EXERCISE: Extract the lines that carry the string "true" from the listing.

_____

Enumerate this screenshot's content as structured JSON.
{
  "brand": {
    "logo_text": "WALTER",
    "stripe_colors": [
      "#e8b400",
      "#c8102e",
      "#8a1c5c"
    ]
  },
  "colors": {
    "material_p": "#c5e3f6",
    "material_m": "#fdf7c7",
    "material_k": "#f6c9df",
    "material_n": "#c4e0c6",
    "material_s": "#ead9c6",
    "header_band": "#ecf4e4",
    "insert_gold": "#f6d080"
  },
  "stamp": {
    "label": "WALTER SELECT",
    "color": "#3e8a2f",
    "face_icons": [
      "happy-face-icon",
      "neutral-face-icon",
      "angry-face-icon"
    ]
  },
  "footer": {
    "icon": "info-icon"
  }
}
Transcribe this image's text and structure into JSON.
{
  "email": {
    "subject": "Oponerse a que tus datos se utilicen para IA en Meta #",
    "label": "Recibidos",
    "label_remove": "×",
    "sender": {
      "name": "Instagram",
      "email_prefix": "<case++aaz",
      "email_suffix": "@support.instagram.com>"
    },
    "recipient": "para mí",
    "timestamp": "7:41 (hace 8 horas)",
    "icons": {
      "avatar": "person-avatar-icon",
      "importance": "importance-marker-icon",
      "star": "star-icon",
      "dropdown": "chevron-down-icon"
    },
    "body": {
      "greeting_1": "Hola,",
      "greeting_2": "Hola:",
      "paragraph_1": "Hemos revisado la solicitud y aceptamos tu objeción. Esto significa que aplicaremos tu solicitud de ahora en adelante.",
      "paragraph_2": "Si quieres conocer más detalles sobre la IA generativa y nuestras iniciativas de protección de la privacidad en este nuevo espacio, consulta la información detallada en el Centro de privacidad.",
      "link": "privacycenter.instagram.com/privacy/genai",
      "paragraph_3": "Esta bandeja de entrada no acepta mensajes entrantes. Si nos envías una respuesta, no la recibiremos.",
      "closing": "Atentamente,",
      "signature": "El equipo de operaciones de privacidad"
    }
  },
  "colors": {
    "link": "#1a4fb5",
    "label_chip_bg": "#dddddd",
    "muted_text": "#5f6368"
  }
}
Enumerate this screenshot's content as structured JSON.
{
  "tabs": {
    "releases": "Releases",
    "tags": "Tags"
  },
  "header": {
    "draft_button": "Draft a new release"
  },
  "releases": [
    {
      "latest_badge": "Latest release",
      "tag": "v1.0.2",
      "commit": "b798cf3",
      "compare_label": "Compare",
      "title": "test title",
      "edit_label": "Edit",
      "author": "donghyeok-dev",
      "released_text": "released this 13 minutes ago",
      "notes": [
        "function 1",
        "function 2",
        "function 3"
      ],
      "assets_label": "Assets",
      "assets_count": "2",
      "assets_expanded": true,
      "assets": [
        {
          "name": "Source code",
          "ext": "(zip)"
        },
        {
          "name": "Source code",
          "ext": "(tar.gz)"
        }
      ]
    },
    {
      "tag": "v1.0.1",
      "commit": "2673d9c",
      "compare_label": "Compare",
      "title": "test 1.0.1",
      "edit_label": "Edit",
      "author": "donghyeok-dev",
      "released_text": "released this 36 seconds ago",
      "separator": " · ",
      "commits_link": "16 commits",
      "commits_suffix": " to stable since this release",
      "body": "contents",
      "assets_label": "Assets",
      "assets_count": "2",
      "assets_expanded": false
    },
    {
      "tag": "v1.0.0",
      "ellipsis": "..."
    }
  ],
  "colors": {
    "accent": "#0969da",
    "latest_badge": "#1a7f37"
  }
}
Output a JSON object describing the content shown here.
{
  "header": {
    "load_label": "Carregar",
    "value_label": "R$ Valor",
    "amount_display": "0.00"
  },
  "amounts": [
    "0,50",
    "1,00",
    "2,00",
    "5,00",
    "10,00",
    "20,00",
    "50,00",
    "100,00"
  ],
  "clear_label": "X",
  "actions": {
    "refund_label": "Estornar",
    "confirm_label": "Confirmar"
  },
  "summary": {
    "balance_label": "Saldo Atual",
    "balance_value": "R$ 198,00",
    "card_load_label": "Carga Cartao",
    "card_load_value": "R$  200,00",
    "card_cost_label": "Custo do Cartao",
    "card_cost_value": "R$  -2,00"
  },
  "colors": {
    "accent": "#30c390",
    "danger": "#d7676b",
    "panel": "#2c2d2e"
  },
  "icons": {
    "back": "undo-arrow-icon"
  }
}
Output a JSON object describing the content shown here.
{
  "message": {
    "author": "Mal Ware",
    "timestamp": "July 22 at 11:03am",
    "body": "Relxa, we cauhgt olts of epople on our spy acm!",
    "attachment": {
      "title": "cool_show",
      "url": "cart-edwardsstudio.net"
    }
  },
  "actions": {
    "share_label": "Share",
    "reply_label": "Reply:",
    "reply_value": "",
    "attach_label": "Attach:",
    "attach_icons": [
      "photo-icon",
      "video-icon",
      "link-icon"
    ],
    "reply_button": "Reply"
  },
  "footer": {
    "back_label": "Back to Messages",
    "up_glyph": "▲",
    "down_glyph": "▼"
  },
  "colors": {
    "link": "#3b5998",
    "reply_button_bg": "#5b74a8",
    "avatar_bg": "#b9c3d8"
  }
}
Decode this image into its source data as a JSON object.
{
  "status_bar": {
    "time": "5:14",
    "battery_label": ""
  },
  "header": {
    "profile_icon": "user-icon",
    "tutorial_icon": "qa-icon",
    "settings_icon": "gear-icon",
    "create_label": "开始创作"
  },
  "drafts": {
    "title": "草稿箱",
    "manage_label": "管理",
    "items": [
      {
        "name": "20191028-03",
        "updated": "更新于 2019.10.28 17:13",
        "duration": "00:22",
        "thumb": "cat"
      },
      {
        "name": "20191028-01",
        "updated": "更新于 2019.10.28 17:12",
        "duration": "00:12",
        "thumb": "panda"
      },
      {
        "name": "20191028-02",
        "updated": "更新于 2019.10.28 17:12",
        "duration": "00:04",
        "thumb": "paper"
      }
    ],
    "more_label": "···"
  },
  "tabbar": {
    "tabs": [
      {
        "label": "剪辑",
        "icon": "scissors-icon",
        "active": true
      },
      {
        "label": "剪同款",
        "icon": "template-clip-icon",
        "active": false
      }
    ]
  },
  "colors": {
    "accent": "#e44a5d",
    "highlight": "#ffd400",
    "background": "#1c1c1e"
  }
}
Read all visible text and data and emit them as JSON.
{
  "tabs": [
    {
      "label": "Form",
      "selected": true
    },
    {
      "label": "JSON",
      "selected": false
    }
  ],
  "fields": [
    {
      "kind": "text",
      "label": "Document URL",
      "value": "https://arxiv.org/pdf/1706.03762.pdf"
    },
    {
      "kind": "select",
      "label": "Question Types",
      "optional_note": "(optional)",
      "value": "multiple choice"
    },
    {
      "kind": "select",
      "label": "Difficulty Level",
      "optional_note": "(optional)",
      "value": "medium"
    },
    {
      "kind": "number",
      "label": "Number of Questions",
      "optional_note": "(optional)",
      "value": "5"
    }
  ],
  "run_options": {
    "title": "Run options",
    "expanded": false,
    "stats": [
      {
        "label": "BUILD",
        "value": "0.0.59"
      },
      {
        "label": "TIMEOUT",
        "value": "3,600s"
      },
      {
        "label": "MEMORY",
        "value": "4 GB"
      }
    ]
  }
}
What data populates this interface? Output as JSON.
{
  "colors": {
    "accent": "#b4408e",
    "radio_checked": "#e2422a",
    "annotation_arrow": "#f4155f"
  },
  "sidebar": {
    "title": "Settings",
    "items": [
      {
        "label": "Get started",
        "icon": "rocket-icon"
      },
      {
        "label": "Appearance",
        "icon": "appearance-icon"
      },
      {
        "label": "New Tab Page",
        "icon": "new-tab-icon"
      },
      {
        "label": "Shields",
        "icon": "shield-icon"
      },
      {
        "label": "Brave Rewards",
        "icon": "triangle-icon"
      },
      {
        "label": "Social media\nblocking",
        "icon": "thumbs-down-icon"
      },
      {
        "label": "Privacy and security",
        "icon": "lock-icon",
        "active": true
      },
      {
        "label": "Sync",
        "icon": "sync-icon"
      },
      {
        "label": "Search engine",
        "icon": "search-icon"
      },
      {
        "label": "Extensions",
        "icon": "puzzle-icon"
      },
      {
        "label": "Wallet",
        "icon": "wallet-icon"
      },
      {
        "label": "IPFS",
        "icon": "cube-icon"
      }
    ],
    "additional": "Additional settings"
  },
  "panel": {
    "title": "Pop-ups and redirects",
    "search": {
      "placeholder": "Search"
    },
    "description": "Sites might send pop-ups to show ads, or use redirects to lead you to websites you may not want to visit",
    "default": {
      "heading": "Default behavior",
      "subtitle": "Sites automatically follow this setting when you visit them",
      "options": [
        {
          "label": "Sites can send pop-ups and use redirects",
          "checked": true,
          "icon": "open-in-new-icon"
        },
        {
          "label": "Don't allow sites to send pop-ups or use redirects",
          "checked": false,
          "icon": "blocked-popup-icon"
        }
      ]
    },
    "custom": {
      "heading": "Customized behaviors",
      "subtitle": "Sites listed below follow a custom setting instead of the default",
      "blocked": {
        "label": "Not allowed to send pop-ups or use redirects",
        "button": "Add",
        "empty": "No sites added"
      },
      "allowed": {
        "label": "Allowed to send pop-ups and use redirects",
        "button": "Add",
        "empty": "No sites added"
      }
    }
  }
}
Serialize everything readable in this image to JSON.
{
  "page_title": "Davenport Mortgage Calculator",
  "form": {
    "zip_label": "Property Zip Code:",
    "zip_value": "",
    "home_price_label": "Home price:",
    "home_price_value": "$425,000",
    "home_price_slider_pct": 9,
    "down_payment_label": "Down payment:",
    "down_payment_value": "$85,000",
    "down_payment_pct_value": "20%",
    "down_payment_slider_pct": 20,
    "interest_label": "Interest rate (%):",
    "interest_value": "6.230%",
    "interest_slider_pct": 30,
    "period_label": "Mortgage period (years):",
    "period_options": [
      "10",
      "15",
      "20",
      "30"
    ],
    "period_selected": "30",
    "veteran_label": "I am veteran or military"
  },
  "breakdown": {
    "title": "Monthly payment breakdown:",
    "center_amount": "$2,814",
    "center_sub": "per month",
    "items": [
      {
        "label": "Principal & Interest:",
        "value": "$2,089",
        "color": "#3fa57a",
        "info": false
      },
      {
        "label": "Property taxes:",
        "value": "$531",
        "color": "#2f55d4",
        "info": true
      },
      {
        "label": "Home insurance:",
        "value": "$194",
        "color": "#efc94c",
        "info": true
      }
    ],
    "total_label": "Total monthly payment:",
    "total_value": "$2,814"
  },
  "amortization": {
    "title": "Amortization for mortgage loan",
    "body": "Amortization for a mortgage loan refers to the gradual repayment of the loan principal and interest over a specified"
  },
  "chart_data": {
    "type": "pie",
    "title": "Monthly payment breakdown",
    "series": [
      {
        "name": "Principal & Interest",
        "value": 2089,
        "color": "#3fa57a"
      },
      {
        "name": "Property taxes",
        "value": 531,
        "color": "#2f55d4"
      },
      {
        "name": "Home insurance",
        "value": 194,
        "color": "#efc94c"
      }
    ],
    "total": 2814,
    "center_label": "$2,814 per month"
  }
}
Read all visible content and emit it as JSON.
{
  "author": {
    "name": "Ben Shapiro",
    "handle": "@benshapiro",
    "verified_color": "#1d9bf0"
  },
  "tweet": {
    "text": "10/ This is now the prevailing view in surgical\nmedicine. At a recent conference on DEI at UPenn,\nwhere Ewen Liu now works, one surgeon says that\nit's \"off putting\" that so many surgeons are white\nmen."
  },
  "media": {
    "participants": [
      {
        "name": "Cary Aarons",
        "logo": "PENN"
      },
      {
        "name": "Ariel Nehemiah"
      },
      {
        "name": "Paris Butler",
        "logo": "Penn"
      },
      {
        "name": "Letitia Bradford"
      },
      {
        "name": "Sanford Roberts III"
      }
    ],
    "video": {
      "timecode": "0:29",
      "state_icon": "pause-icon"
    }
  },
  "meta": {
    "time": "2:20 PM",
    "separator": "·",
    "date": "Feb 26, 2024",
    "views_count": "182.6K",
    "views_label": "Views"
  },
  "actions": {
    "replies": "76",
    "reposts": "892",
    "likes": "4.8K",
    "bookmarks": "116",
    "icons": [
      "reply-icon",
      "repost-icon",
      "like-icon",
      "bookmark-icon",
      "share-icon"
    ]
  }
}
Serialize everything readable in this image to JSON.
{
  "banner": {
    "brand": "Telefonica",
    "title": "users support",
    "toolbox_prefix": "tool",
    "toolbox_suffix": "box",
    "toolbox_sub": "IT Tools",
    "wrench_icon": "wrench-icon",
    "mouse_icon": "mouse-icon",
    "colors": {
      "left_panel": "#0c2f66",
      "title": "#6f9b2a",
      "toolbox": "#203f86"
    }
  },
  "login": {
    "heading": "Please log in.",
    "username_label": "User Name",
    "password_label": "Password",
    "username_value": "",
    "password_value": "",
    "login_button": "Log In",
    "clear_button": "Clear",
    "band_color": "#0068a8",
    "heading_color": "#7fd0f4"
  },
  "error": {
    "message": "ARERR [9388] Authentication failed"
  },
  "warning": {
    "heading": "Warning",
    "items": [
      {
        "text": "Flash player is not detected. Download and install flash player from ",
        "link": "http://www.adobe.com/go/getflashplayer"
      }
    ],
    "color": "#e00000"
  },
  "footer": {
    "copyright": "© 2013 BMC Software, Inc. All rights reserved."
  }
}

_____

EXERCISE SOLUTION:
      "assets_expanded": true,
        "active": true
      "selected": true
        "active": true
          "checked": true,
        "info": true
        "info": true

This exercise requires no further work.